In Gojira, Shimura plays Dr. Kyouhei Yamane, a paleontologist who becomes the film's resident monster expert, naturally fearing that destroying the creature will be a great loss to science. Of course, he does get his geology totally wrong, stating that the Jurassic Period was only two million years ago (the Jurassic ended 130 million years ago) and that the Age of Dinosaurs ended with it (the last dinosaurs died out 65 million years ago at the end of the Cretaceous Period).
That said, along with the often ridiculed dubbing, Godzilla films are recalled with affection for their bad science.
On the brighter side, Shimura does bring his usual humane feel to Dr. Yamane.

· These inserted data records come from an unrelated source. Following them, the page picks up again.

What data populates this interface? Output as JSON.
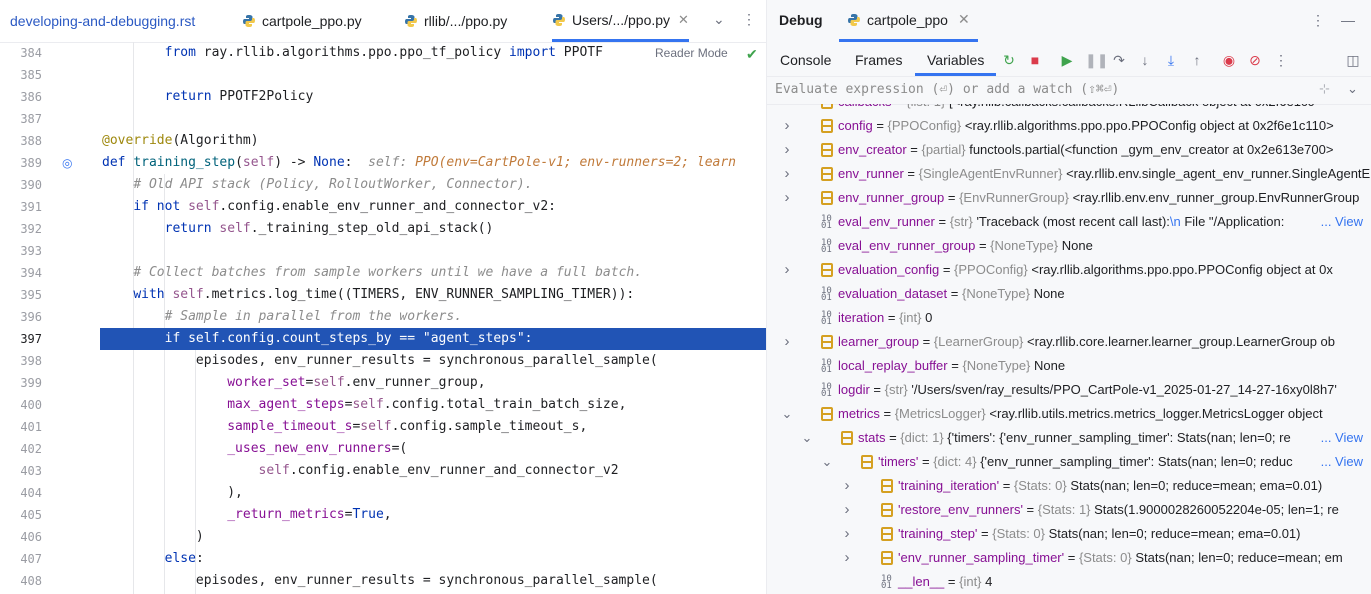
{
  "editor": {
    "tabs": [
      {
        "label": "developing-and-debugging.rst",
        "python": false
      },
      {
        "label": "cartpole_ppo.py",
        "python": true
      },
      {
        "label": "rllib/.../ppo.py",
        "python": true
      },
      {
        "label": "Users/.../ppo.py",
        "python": true,
        "active": true,
        "closable": true
      }
    ],
    "reader_mode": "Reader Mode",
    "current_line": 397,
    "line_numbers": [
      384,
      385,
      386,
      387,
      388,
      389,
      390,
      391,
      392,
      393,
      394,
      395,
      396,
      397,
      398,
      399,
      400,
      401,
      402,
      403,
      404,
      405,
      406,
      407,
      408
    ],
    "lines": [
      [
        {
          "t": "        "
        },
        {
          "t": "from",
          "c": "kw"
        },
        {
          "t": " ray.rllib.algorithms.ppo.ppo_tf_policy "
        },
        {
          "t": "import",
          "c": "kw"
        },
        {
          "t": " PPOTF"
        }
      ],
      [],
      [
        {
          "t": "        "
        },
        {
          "t": "return",
          "c": "kw"
        },
        {
          "t": " PPOTF2Policy"
        }
      ],
      [],
      [
        {
          "t": "@override",
          "c": "dec"
        },
        {
          "t": "(Algorithm)"
        }
      ],
      [
        {
          "t": "def",
          "c": "kw"
        },
        {
          "t": " "
        },
        {
          "t": "training_step",
          "c": "fn"
        },
        {
          "t": "("
        },
        {
          "t": "self",
          "c": "self"
        },
        {
          "t": ") -> "
        },
        {
          "t": "None",
          "c": "kw"
        },
        {
          "t": ":  "
        },
        {
          "t": "self: ",
          "c": "hintlbl"
        },
        {
          "t": "PPO(env=CartPole-v1; env-runners=2; learn",
          "c": "hint"
        }
      ],
      [
        {
          "t": "    "
        },
        {
          "t": "# Old API stack (Policy, RolloutWorker, Connector).",
          "c": "cm"
        }
      ],
      [
        {
          "t": "    "
        },
        {
          "t": "if not",
          "c": "kw"
        },
        {
          "t": " "
        },
        {
          "t": "self",
          "c": "self"
        },
        {
          "t": ".config.enable_env_runner_and_connector_v2:"
        }
      ],
      [
        {
          "t": "        "
        },
        {
          "t": "return",
          "c": "kw"
        },
        {
          "t": " "
        },
        {
          "t": "self",
          "c": "self"
        },
        {
          "t": "._training_step_old_api_stack()"
        }
      ],
      [],
      [
        {
          "t": "    "
        },
        {
          "t": "# Collect batches from sample workers until we have a full batch.",
          "c": "cm"
        }
      ],
      [
        {
          "t": "    "
        },
        {
          "t": "with",
          "c": "kw"
        },
        {
          "t": " "
        },
        {
          "t": "self",
          "c": "self"
        },
        {
          "t": ".metrics.log_time((TIMERS, ENV_RUNNER_SAMPLING_TIMER)):"
        }
      ],
      [
        {
          "t": "        "
        },
        {
          "t": "# Sample in parallel from the workers.",
          "c": "cm"
        }
      ],
      [
        {
          "t": "        "
        },
        {
          "t": "if self.config.count_steps_by == \"agent_steps\":"
        }
      ],
      [
        {
          "t": "            episodes, env_runner_results = synchronous_parallel_sample("
        }
      ],
      [
        {
          "t": "                "
        },
        {
          "t": "worker_set",
          "c": "kwarg"
        },
        {
          "t": "="
        },
        {
          "t": "self",
          "c": "self"
        },
        {
          "t": ".env_runner_group,"
        }
      ],
      [
        {
          "t": "                "
        },
        {
          "t": "max_agent_steps",
          "c": "kwarg"
        },
        {
          "t": "="
        },
        {
          "t": "self",
          "c": "self"
        },
        {
          "t": ".config.total_train_batch_size,"
        }
      ],
      [
        {
          "t": "                "
        },
        {
          "t": "sample_timeout_s",
          "c": "kwarg"
        },
        {
          "t": "="
        },
        {
          "t": "self",
          "c": "self"
        },
        {
          "t": ".config.sample_timeout_s,"
        }
      ],
      [
        {
          "t": "                "
        },
        {
          "t": "_uses_new_env_runners",
          "c": "kwarg"
        },
        {
          "t": "=("
        }
      ],
      [
        {
          "t": "                    "
        },
        {
          "t": "self",
          "c": "self"
        },
        {
          "t": ".config.enable_env_runner_and_connector_v2"
        }
      ],
      [
        {
          "t": "                ),"
        }
      ],
      [
        {
          "t": "                "
        },
        {
          "t": "_return_metrics",
          "c": "kwarg"
        },
        {
          "t": "="
        },
        {
          "t": "True",
          "c": "kw"
        },
        {
          "t": ","
        }
      ],
      [
        {
          "t": "            )"
        }
      ],
      [
        {
          "t": "        "
        },
        {
          "t": "else",
          "c": "kw"
        },
        {
          "t": ":"
        }
      ],
      [
        {
          "t": "            episodes, env_runner_results = synchronous_parallel_sample("
        }
      ]
    ]
  },
  "debug": {
    "title": "Debug",
    "session_tab": "cartpole_ppo",
    "subtabs": [
      "Console",
      "Frames",
      "Variables"
    ],
    "active_subtab": "Variables",
    "eval_placeholder": "Evaluate expression (⏎) or add a watch (⇧⌘⏎)",
    "variables": [
      {
        "depth": 0,
        "expand": "none",
        "icon": "obj",
        "name": "callbacks",
        "type": "{list: 1}",
        "value": "[<ray.rllib.callbacks.callbacks.RLlibCallback object at 0x2f6e1c0",
        "partial": true
      },
      {
        "depth": 0,
        "expand": "closed",
        "icon": "obj",
        "name": "config",
        "type": "{PPOConfig}",
        "value": "<ray.rllib.algorithms.ppo.ppo.PPOConfig object at 0x2f6e1c110>"
      },
      {
        "depth": 0,
        "expand": "closed",
        "icon": "obj",
        "name": "env_creator",
        "type": "{partial}",
        "value": "functools.partial(<function _gym_env_creator at 0x2e613e700>"
      },
      {
        "depth": 0,
        "expand": "closed",
        "icon": "obj",
        "name": "env_runner",
        "type": "{SingleAgentEnvRunner}",
        "value": "<ray.rllib.env.single_agent_env_runner.SingleAgentEnvRunner"
      },
      {
        "depth": 0,
        "expand": "closed",
        "icon": "obj",
        "name": "env_runner_group",
        "type": "{EnvRunnerGroup}",
        "value": "<ray.rllib.env.env_runner_group.EnvRunnerGroup"
      },
      {
        "depth": 0,
        "expand": "none",
        "icon": "prim",
        "name": "eval_env_runner",
        "type": "{str}",
        "value": "'Traceback (most recent call last):",
        "extra": "\\n",
        "tail": " File \"/Application:",
        "view": "... View"
      },
      {
        "depth": 0,
        "expand": "none",
        "icon": "prim",
        "name": "eval_env_runner_group",
        "type": "{NoneType}",
        "value": "None"
      },
      {
        "depth": 0,
        "expand": "closed",
        "icon": "obj",
        "name": "evaluation_config",
        "type": "{PPOConfig}",
        "value": "<ray.rllib.algorithms.ppo.ppo.PPOConfig object at 0x"
      },
      {
        "depth": 0,
        "expand": "none",
        "icon": "prim",
        "name": "evaluation_dataset",
        "type": "{NoneType}",
        "value": "None"
      },
      {
        "depth": 0,
        "expand": "none",
        "icon": "prim",
        "name": "iteration",
        "type": "{int}",
        "value": "0"
      },
      {
        "depth": 0,
        "expand": "closed",
        "icon": "obj",
        "name": "learner_group",
        "type": "{LearnerGroup}",
        "value": "<ray.rllib.core.learner.learner_group.LearnerGroup ob"
      },
      {
        "depth": 0,
        "expand": "none",
        "icon": "prim",
        "name": "local_replay_buffer",
        "type": "{NoneType}",
        "value": "None"
      },
      {
        "depth": 0,
        "expand": "none",
        "icon": "prim",
        "name": "logdir",
        "type": "{str}",
        "value": "'/Users/sven/ray_results/PPO_CartPole-v1_2025-01-27_14-27-16xy0l8h7'"
      },
      {
        "depth": 0,
        "expand": "open",
        "icon": "obj",
        "name": "metrics",
        "type": "{MetricsLogger}",
        "value": "<ray.rllib.utils.metrics.metrics_logger.MetricsLogger object"
      },
      {
        "depth": 1,
        "expand": "open",
        "icon": "obj",
        "name": "stats",
        "type": "{dict: 1}",
        "value": "{'timers': {'env_runner_sampling_timer': Stats(nan; len=0; re",
        "view": "... View"
      },
      {
        "depth": 2,
        "expand": "open",
        "icon": "obj",
        "name": "'timers'",
        "type": "{dict: 4}",
        "value": "{'env_runner_sampling_timer': Stats(nan; len=0; reduc",
        "view": "... View"
      },
      {
        "depth": 3,
        "expand": "closed",
        "icon": "obj",
        "name": "'training_iteration'",
        "type": "{Stats: 0}",
        "value": "Stats(nan; len=0; reduce=mean; ema=0.01)"
      },
      {
        "depth": 3,
        "expand": "closed",
        "icon": "obj",
        "name": "'restore_env_runners'",
        "type": "{Stats: 1}",
        "value": "Stats(1.900002826005​2204e-05; len=1; re"
      },
      {
        "depth": 3,
        "expand": "closed",
        "icon": "obj",
        "name": "'training_step'",
        "type": "{Stats: 0}",
        "value": "Stats(nan; len=0; reduce=mean; ema=0.01)"
      },
      {
        "depth": 3,
        "expand": "closed",
        "icon": "obj",
        "name": "'env_runner_sampling_timer'",
        "type": "{Stats: 0}",
        "value": "Stats(nan; len=0; reduce=mean; em"
      },
      {
        "depth": 3,
        "expand": "none",
        "icon": "prim",
        "name": "__len__",
        "type": "{int}",
        "value": "4"
      }
    ]
  }
}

This is seen in Gojira when, after differing over how to handle Godzilla, the doctor tosses out of the house oceanographer/diver Hideto Ogata (Akira Takarada), the suitor of his daughter Emiko (Momoko Kôchi).
Mad scientist Akihiko Hirata
Although Ogata and Emiko are in love, she has been betrothed to the eyepatch-wearing Dr. Serizawa, who, on first blush, seems to be the archetypal mad scientist working alone on a top-secret project.
Akihiko Hirata is great as Serizawa, struggling with the fact that his fiancée loves another man – who then comes to plead with him to use the Oxygen Destroyer to kill Godzilla. It is a wonderfully written and acted scene.
First, Serizawa sees Emiko and smiles; then, he sees Ogata and realizes he has lost her. When Ogata asks him to use his weapon, he knows that Emiko has doubly betrayed him – by divulging the weapon he vowed her to keep secret.
After Serizawa locks himself in his basement laboratory, Ogata breaks in and the two men fight. We never get to see the actual fracas, for Honda lets us only hear it. This approach to the scene demonstrates the sort of filmmaker Ishirô Honda might have become had he nor been relegated to monster movies for most of his career at Toho.
Finally, the scene ends with Serizawa conflicted, but agreeing to use his weapon after hearing devastated schoolgirls singing on television. He also burns his life's work, which prefigures his fate at the film's end.
“Godzilla, King of the Monsters! & 1954 Gojira: Two of the Greatest Monster Movies Ever” follow-up post: “Gojira vs. Godzilla: Which Is Better?”
Raymond Burr Godzilla, King of the Monsters! image: Embassy Pictures / TransWorld Releasing Corporation.
Images of Momoko Kôchi, Takashi Shimura, and the reptilian monster in Gojira: Toho Film.
“Godzilla, King of the Monsters! & 1954 Gojira: Two of the Greatest Monster Movies Ever” last updated in March 2018.